> [Brief]:
Look through the data for the string "filters". Copy every line where it is found.

> [Provided records]:
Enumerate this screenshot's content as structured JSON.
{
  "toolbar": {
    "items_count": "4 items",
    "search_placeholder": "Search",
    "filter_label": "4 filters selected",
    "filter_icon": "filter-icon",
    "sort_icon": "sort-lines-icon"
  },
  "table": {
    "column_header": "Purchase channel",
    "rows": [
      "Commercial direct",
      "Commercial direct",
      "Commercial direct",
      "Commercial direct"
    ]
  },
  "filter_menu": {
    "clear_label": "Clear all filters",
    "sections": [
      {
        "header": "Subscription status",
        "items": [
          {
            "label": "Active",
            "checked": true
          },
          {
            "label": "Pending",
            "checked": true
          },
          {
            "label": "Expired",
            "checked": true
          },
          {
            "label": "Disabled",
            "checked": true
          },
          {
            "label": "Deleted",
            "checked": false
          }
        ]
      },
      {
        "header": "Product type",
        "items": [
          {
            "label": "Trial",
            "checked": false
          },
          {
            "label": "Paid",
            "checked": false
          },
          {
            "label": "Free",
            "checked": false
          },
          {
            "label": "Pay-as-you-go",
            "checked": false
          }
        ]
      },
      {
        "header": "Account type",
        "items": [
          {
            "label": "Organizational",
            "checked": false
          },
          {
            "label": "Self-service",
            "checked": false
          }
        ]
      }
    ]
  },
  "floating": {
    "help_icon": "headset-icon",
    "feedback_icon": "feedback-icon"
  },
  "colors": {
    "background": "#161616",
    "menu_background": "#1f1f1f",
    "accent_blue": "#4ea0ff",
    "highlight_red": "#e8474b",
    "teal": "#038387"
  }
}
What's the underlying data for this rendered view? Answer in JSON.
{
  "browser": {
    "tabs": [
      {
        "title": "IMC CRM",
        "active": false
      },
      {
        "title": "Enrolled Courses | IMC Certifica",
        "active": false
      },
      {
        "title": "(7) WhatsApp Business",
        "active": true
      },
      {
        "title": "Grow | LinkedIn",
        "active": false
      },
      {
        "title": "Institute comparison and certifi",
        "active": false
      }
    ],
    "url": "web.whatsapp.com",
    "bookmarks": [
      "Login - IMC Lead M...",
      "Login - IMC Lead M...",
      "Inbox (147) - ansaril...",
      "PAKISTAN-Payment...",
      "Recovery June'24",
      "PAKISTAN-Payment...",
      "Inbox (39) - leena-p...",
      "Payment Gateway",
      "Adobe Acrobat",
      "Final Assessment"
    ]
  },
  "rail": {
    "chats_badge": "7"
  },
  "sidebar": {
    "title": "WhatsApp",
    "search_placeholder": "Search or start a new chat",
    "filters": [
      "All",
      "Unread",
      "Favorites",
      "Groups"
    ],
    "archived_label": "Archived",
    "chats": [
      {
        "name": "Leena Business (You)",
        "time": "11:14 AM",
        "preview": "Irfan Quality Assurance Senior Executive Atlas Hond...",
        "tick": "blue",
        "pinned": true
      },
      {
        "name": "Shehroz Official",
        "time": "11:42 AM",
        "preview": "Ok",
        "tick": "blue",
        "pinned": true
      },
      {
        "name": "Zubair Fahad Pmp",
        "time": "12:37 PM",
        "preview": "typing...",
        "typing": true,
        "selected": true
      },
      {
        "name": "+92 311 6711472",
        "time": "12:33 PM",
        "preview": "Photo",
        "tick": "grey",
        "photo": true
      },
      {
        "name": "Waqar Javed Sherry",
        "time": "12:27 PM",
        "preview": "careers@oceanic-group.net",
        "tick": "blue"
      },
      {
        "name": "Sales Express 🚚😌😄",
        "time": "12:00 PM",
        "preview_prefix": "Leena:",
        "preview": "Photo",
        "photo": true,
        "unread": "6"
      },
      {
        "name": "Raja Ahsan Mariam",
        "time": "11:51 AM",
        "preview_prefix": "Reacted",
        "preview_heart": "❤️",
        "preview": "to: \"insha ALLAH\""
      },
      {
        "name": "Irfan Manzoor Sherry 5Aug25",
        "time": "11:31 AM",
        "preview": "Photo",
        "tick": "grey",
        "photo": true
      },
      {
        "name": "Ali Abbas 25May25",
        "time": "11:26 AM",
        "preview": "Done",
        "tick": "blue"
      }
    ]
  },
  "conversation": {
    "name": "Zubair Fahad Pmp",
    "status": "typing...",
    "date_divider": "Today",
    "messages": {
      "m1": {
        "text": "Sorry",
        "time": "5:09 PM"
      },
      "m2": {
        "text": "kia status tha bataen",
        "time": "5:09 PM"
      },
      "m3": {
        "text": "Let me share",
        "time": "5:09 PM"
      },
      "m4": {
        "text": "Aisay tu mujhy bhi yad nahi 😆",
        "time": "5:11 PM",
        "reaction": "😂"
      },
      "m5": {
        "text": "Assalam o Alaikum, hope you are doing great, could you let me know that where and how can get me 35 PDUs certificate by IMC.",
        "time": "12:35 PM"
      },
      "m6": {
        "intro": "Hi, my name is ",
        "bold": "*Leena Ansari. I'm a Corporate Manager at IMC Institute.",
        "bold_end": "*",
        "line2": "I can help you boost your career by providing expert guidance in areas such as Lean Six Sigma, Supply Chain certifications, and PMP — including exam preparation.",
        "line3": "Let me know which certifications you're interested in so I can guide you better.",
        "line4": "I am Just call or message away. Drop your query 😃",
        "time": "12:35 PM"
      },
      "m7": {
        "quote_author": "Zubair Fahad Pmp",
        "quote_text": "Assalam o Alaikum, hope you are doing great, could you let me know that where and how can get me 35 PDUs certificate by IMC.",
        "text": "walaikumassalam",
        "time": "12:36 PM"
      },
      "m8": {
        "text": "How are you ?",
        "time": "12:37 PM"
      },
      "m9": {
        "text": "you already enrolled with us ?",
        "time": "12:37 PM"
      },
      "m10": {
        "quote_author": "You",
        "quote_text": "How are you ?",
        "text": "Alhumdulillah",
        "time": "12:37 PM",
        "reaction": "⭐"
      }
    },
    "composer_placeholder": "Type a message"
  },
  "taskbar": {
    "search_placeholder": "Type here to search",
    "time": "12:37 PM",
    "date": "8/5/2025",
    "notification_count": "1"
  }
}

> [Your response]:
    "filter_label": "4 filters selected",
    "clear_label": "Clear all filters",
    "filters": [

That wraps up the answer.